Using the records provided below, locate and copy each line that contains the word "your".

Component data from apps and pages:

────

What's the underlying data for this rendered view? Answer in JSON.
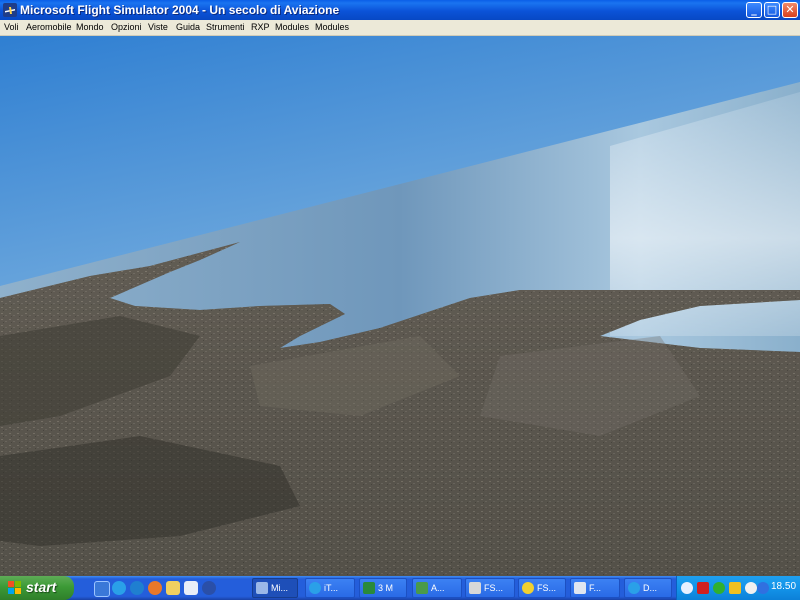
{
  "window": {
    "title": "Microsoft Flight Simulator 2004 - Un secolo di Aviazione",
    "minimize_glyph": "_",
    "maximize_glyph": "□",
    "close_glyph": "✕"
  },
  "menu": [
    "Voli",
    "Aeromobile",
    "Mondo",
    "Opzioni",
    "Viste",
    "Guida",
    "Strumenti",
    "RXP",
    "Modules",
    "Modules"
  ],
  "taskbar": {
    "start_label": "start",
    "quick_launch": [
      "desktop-icon",
      "internet-explorer-icon",
      "ie-icon",
      "firefox-icon",
      "windows-explorer-icon",
      "outlook-icon",
      "media-player-icon"
    ],
    "tasks": [
      {
        "label": "Mi...",
        "icon": "plane-icon",
        "active": true
      },
      {
        "label": "iT...",
        "icon": "browser-icon",
        "active": false
      },
      {
        "label": "3 M",
        "icon": "excel-icon",
        "active": false
      },
      {
        "label": "A...",
        "icon": "plane-icon",
        "active": false
      },
      {
        "label": "FS...",
        "icon": "fs-icon",
        "active": false
      },
      {
        "label": "FS...",
        "icon": "fs-icon",
        "active": false
      },
      {
        "label": "F...",
        "icon": "window-icon",
        "active": false
      },
      {
        "label": "D...",
        "icon": "browser-icon",
        "active": false
      }
    ],
    "clock": "18.50"
  },
  "colors": {
    "titlebar": "#0b53d8",
    "menubar": "#ece9d8",
    "taskbar": "#245edb",
    "start_green": "#3c9a36",
    "sky_top": "#3a86d4",
    "sea": "#7aa3c4",
    "land": "#5a5650"
  }
}
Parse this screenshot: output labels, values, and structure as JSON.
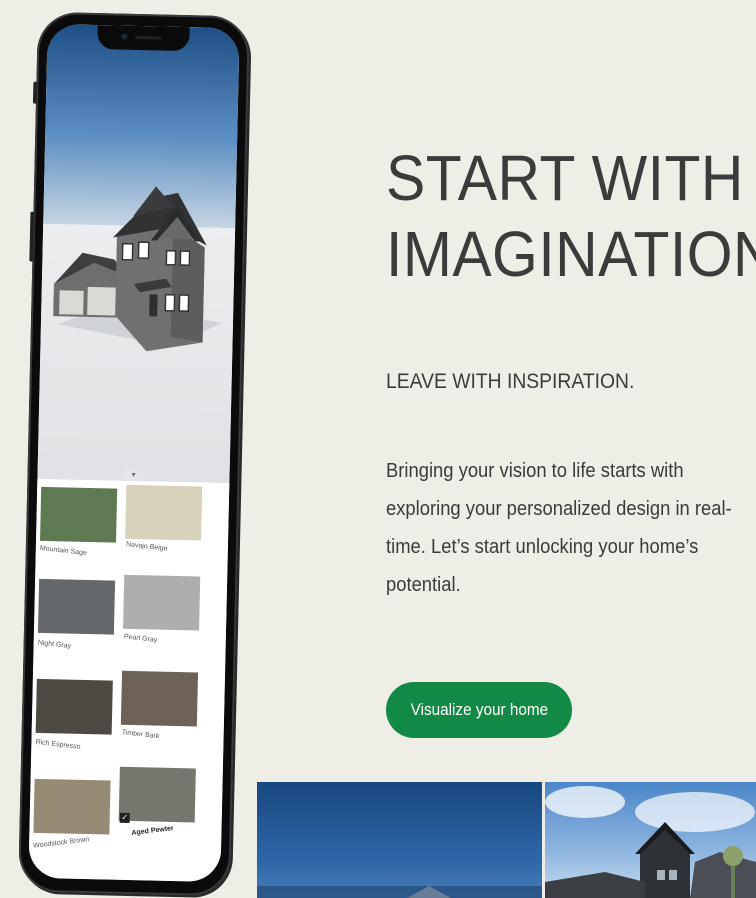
{
  "hero": {
    "headline_line1": "START WITH",
    "headline_line2": "IMAGINATION",
    "subheadline": "LEAVE WITH INSPIRATION.",
    "body": "Bringing your vision to life starts with exploring your personalized design in real-time. Let’s start unlocking your home’s potential.",
    "cta_label": "Visualize your home",
    "cta_color": "#128a45"
  },
  "phone": {
    "swatches": [
      {
        "name": "Mountain Sage",
        "color": "#5f7a52"
      },
      {
        "name": "Navajo Beige",
        "color": "#d8d2bd"
      },
      {
        "name": "Night Gray",
        "color": "#64676b"
      },
      {
        "name": "Pearl Gray",
        "color": "#aeaeac"
      },
      {
        "name": "Rich Espresso",
        "color": "#4f4944"
      },
      {
        "name": "Timber Bark",
        "color": "#6c6256"
      },
      {
        "name": "Woodstock Brown",
        "color": "#958a74"
      },
      {
        "name": "Aged Pewter",
        "color": "#75776f",
        "selected": true
      }
    ]
  },
  "icons": {
    "handle": "chevron-down-icon",
    "selected": "checkmark-icon"
  }
}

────

> Answer below
    "body": "Bringing your vision to life starts with exploring your personalized design in real-time. Let’s start unlocking your home’s potential.",
    "cta_label": "Visualize your home",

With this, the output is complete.